In case you’ve been living under a rock for the last year, Larry Nassar was convicted this week of sexually assaulting hundreds of girls and young women during his time as a sports medicine doctor treating, primarily, gymnasts as well as other female athletes in his roles at USA Gymnastics, Michigan State University and a series of gymnastics clubs in Lansing, Michigan. He will spend the rest of his life in prison.

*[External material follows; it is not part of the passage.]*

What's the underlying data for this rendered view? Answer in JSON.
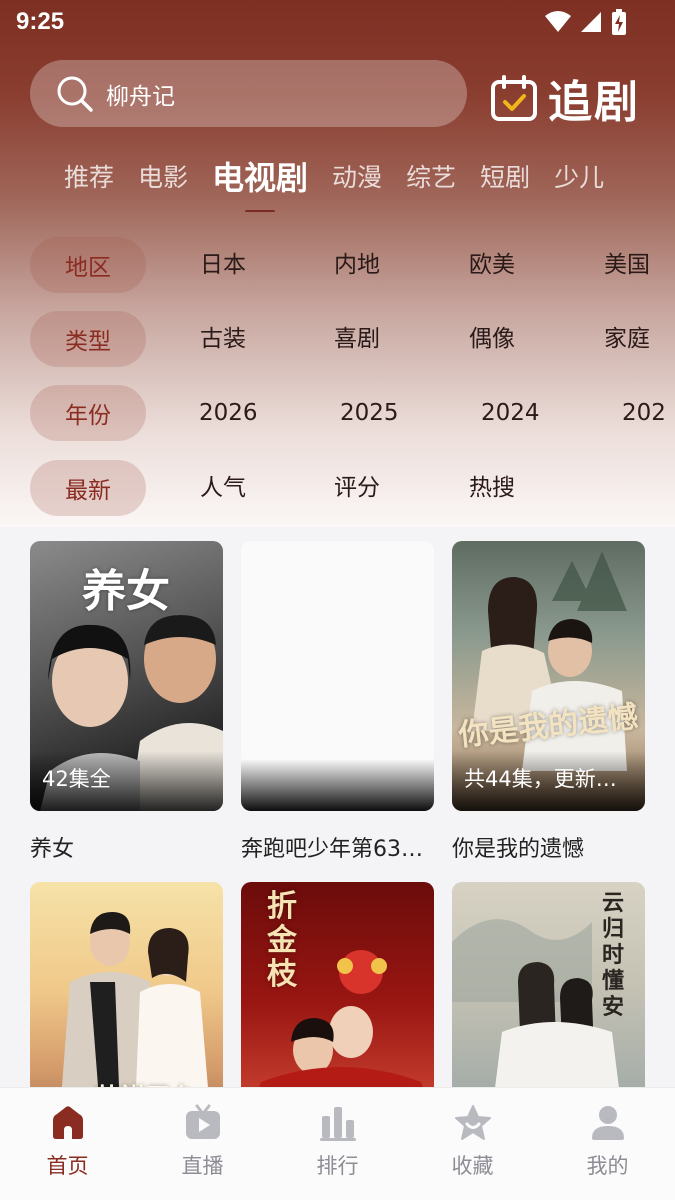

I have paid close attention to this case for a long time. A young woman who is very close to me did gymnastics as a young girl in Lansing. She never encountered Nassar, in spite of many recommendations that she see him for treatment, because her parents made different choices for her medical treatment. But they are keenly aware that “there, but for the grace of God goes my daughter” because of the pressure the world of gymnastics puts on parents and young gymnasts. Many of her friends turned out to be victims. And she is feeling their pain today. It is also close to home because I lived in Lansing for a long time. I didn’t attend Michigan State University, but it was the center of the social scene in Lansing and I regularly attended events on the campus. I have personal friends on the board of trustees. I have met now-former MSU President Lou Anna Simon on several occasions, and I worked in the Michigan legislature with Rose Marie Aquilina, the judge who tried the case.

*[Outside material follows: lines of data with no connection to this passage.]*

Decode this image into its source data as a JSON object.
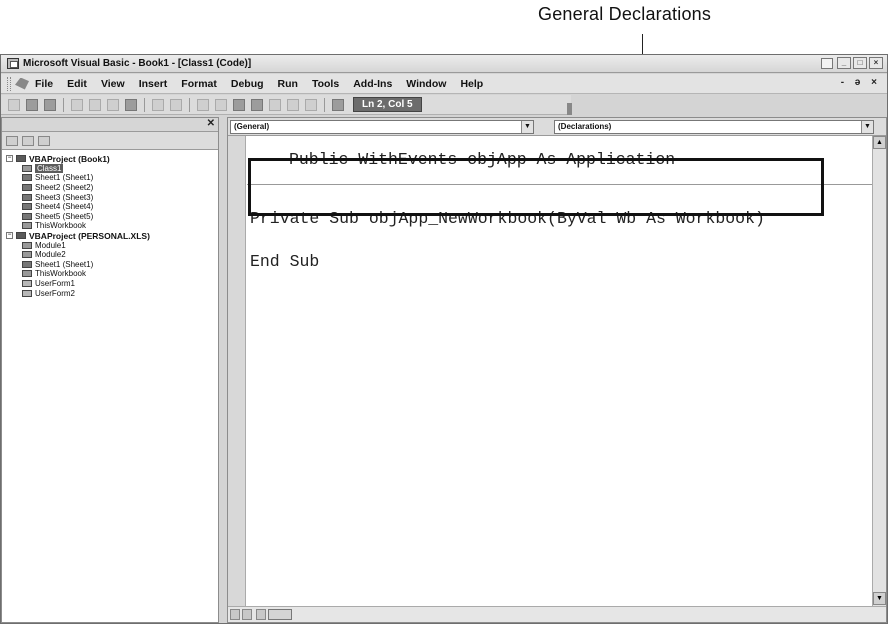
{
  "callout": {
    "label": "General Declarations"
  },
  "window": {
    "title": "Microsoft Visual Basic - Book1 - [Class1 (Code)]",
    "mdi_controls": "- ə ×"
  },
  "menu": {
    "items": [
      "File",
      "Edit",
      "View",
      "Insert",
      "Format",
      "Debug",
      "Run",
      "Tools",
      "Add-Ins",
      "Window",
      "Help"
    ]
  },
  "toolbar": {
    "position": "Ln 2, Col 5"
  },
  "project": {
    "tree": [
      {
        "label": "VBAProject (Book1)",
        "type": "project",
        "level": 0
      },
      {
        "label": "Class1",
        "type": "class",
        "level": 1,
        "selected": true
      },
      {
        "label": "Sheet1 (Sheet1)",
        "type": "sheet",
        "level": 1
      },
      {
        "label": "Sheet2 (Sheet2)",
        "type": "sheet",
        "level": 1
      },
      {
        "label": "Sheet3 (Sheet3)",
        "type": "sheet",
        "level": 1
      },
      {
        "label": "Sheet4 (Sheet4)",
        "type": "sheet",
        "level": 1
      },
      {
        "label": "Sheet5 (Sheet5)",
        "type": "sheet",
        "level": 1
      },
      {
        "label": "ThisWorkbook",
        "type": "workbook",
        "level": 1
      },
      {
        "label": "VBAProject (PERSONAL.XLS)",
        "type": "project",
        "level": 0
      },
      {
        "label": "Module1",
        "type": "module",
        "level": 1
      },
      {
        "label": "Module2",
        "type": "module",
        "level": 1
      },
      {
        "label": "Sheet1 (Sheet1)",
        "type": "sheet",
        "level": 1
      },
      {
        "label": "ThisWorkbook",
        "type": "workbook",
        "level": 1
      },
      {
        "label": "UserForm1",
        "type": "form",
        "level": 1
      },
      {
        "label": "UserForm2",
        "type": "form",
        "level": 1
      }
    ]
  },
  "code": {
    "object_combo": "(General)",
    "procedure_combo": "(Declarations)",
    "lines": [
      "Public WithEvents objApp As Application",
      "Private Sub objApp_NewWorkbook(ByVal Wb As Workbook)",
      "End Sub"
    ]
  }
}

I have no personal connection to the Olympics, except that I am a fan of gymnastics and after watching Aly Raisman, Simone Biles, McKayla Maroney and our hometown girl, Jordyn Wieber, for many years, I feel like I know them.
Why Mitt Shouldn’t Run

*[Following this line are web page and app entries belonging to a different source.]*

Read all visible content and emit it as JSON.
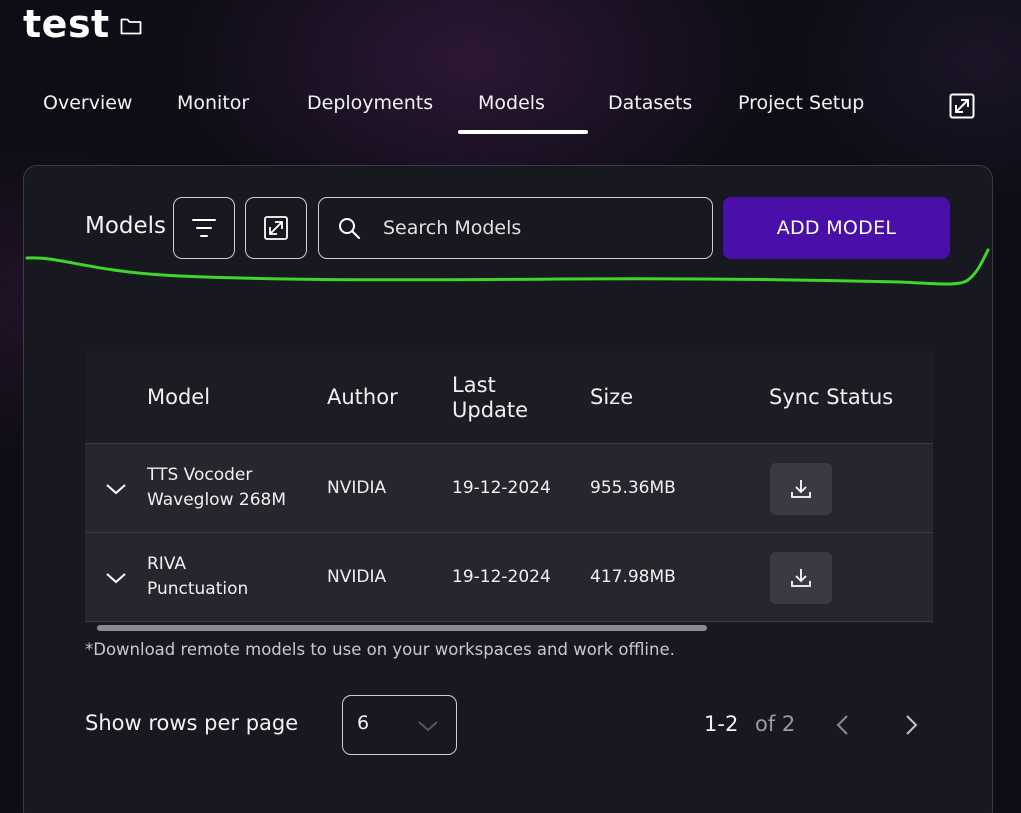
{
  "project": {
    "title": "test",
    "folder_icon": "folder-icon"
  },
  "tabs": [
    {
      "label": "Overview",
      "active": false
    },
    {
      "label": "Monitor",
      "active": false
    },
    {
      "label": "Deployments",
      "active": false
    },
    {
      "label": "Models",
      "active": true
    },
    {
      "label": "Datasets",
      "active": false
    },
    {
      "label": "Project Setup",
      "active": false
    }
  ],
  "toolbar": {
    "title": "Models",
    "filter_icon": "filter-icon",
    "expand_icon": "expand-icon",
    "search_placeholder": "Search Models",
    "add_button": "ADD MODEL"
  },
  "table": {
    "headers": {
      "model": "Model",
      "author": "Author",
      "last_update_1": "Last",
      "last_update_2": "Update",
      "size": "Size",
      "sync": "Sync Status"
    },
    "rows": [
      {
        "model_line1": "TTS Vocoder",
        "model_line2": "Waveglow 268M",
        "author": "NVIDIA",
        "date": "19-12-2024",
        "size": "955.36MB"
      },
      {
        "model_line1": "RIVA",
        "model_line2": "Punctuation",
        "author": "NVIDIA",
        "date": "19-12-2024",
        "size": "417.98MB"
      }
    ],
    "note": "*Download remote models to use on your workspaces and work offline."
  },
  "pagination": {
    "rows_label": "Show rows per page",
    "rows_value": "6",
    "range": "1-2",
    "of": "of 2"
  },
  "colors": {
    "accent": "#4a0fa8",
    "annotation": "#3dd62a",
    "panel": "#181821"
  }
}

The Senate would benefit from Romney; he wouldn’t benefit from being in the Senate.
By Katie Packer Beeson, Contributing Editor for Opinion | Jan. 5, 2018, at 10:10 a.m.
I’m pretty down on Washington, D.C. these days. It is a place that has lost its luster and prestige for me. It’s full of egos and agendas and political calculations which dictate behavior far more than integrity, character and moral leadership do. That’s why the U.S. Senate could use someone like Mitt Romney.
I know that Mitt Romney has his detractors, but almost to a person, they are people who don’t know him very well. Those that know him, almost to a person, hold him in the highest esteem. They view him as a person of character, integrity and principle. They know him to be well read, well educated and wise. They look at him and they see a leader.
So well-liked is he that Utah Lt. Governor Spencer Cox, a rising star who had been considered a potential candidate for U.S. Senate, tweeted out that “If I was running against Mitt, I would vote for Mitt.” Wow. You don’t hear that in politics very often. Or ever.
I had the privilege of working on two presidential campaigns for Romney. After seven years of working for him, I admired him even more than when we first met. That isn’t the case for most of the politicians I’ve worked for. I spent hours, even days and weeks, on planes and buses with Mitt and Ann and their children and grandchildren. Even at the end of an exhausting day, he was unfailingly polite, courteous and generous with those around him. He is devoted to his family and they to him.
By Katie Packer Beeson, Contributing Editor for Opinion | Dec. 15, 2017, at 6:00 a.m.
I’m a Pro-Life Feminist
It’s time to compromise on abortion so that feminism can truly include more women.
As I contemplated my column for this week, I was giving serious thought to writing about feminism and how my views on that word had evolved over my adult life, when, low and behold, I scrolled through Instagram and saw that Merriam-Webster’s “Word of the Year” is “feminism.” It seemed like a sign.
I was curious to see how the smart people at Merriam-Webster defined feminism: “the theory of the political, economic and social equality of the sexes”.
When I was growing up in the 70s and 80s, my first perceptions of feminists were based on Gloria Steinem and women burning bras who looked like they needed a bath and a good underarm shave. I didn’t feel particularly drawn to that.